With a fierce independence in language and performance, insisting on self-publishing through her I Actually Like Music as a primary way of conveying her music, Katie Kim arrives in Portugal in the wake of the release of Hour Of The Ox, her fifth album, after collaborating with Crash Ensemble on Salt Interventions. Originally from Dublin, Kim has been walking through an atmospheric territory where the singer-songwriter syndrome is obliterated in a sense of constant discovery that asks for help from both the most alive processes of modern composition and some of the most deviant pop.

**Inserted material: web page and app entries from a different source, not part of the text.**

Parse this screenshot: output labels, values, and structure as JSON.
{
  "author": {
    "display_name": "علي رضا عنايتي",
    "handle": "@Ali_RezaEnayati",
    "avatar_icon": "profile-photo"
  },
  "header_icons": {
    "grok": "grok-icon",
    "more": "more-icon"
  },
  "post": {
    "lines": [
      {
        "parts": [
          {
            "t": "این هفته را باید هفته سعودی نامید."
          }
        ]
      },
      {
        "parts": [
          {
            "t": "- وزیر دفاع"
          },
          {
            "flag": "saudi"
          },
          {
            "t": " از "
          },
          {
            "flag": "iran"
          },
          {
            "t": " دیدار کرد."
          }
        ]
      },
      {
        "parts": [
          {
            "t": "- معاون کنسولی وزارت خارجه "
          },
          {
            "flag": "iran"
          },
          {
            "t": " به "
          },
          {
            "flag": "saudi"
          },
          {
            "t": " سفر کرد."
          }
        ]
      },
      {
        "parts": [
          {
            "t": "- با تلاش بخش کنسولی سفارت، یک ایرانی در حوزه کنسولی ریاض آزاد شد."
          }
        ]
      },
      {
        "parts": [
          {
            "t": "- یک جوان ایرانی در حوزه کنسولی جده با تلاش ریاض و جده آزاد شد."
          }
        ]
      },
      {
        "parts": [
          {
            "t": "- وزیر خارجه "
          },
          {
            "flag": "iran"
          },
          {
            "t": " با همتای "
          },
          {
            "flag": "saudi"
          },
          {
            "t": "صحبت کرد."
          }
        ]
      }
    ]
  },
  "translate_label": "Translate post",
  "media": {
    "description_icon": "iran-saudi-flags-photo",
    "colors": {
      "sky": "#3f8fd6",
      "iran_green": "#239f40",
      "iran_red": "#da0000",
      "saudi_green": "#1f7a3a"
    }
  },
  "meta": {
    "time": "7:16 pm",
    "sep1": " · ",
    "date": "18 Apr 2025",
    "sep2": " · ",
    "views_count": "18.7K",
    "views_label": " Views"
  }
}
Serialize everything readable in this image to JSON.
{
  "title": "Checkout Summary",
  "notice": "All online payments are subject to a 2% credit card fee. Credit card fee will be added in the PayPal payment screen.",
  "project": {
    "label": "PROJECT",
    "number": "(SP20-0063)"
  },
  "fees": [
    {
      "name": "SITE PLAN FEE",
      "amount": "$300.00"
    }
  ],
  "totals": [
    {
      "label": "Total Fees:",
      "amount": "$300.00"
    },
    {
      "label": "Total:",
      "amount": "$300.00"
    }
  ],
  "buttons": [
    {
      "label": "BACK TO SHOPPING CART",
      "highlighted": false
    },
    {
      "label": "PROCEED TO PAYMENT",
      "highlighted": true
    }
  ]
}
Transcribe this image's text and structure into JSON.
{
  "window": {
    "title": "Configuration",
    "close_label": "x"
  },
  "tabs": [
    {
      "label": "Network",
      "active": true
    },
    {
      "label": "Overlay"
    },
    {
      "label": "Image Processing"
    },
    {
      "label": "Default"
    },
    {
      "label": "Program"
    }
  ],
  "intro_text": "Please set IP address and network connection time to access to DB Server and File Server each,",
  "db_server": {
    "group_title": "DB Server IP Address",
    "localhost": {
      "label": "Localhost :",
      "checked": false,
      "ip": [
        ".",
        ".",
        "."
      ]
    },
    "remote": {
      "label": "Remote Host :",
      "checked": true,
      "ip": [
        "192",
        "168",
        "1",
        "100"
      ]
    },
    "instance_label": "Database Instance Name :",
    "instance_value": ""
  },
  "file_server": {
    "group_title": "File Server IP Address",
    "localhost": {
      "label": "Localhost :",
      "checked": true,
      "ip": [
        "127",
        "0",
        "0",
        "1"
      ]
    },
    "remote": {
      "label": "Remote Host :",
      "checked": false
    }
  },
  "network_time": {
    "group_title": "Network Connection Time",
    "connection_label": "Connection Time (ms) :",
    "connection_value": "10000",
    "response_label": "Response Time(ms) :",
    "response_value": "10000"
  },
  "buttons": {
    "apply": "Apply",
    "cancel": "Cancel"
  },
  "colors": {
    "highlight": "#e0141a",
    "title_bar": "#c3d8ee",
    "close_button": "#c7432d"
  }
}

An album that walks safely and slowly in a constant limbo between intimism and theatricality, containment and expansiveness, Hour Of The Ox is, so far, the most revealing piece of Kim’s vision, in nine songs where her so close voice, sometimes only above a whisper, assumes the narrative axis of her stories made of diffused memories, paranoia, anguish, and the resignation of lonely days. The slow rhythms in a hypnotic torpor where the darkness lets itself be invaded by rays of light in a deliberate and patient progression to which serumbathic synthesizers come in due time, string arrangements that give cutting tension reach liberating spaces and creeping sounds without defined origin in an inebriated haze from which it is possible, even so, to glimpse some hope. Thank goodness for that. BS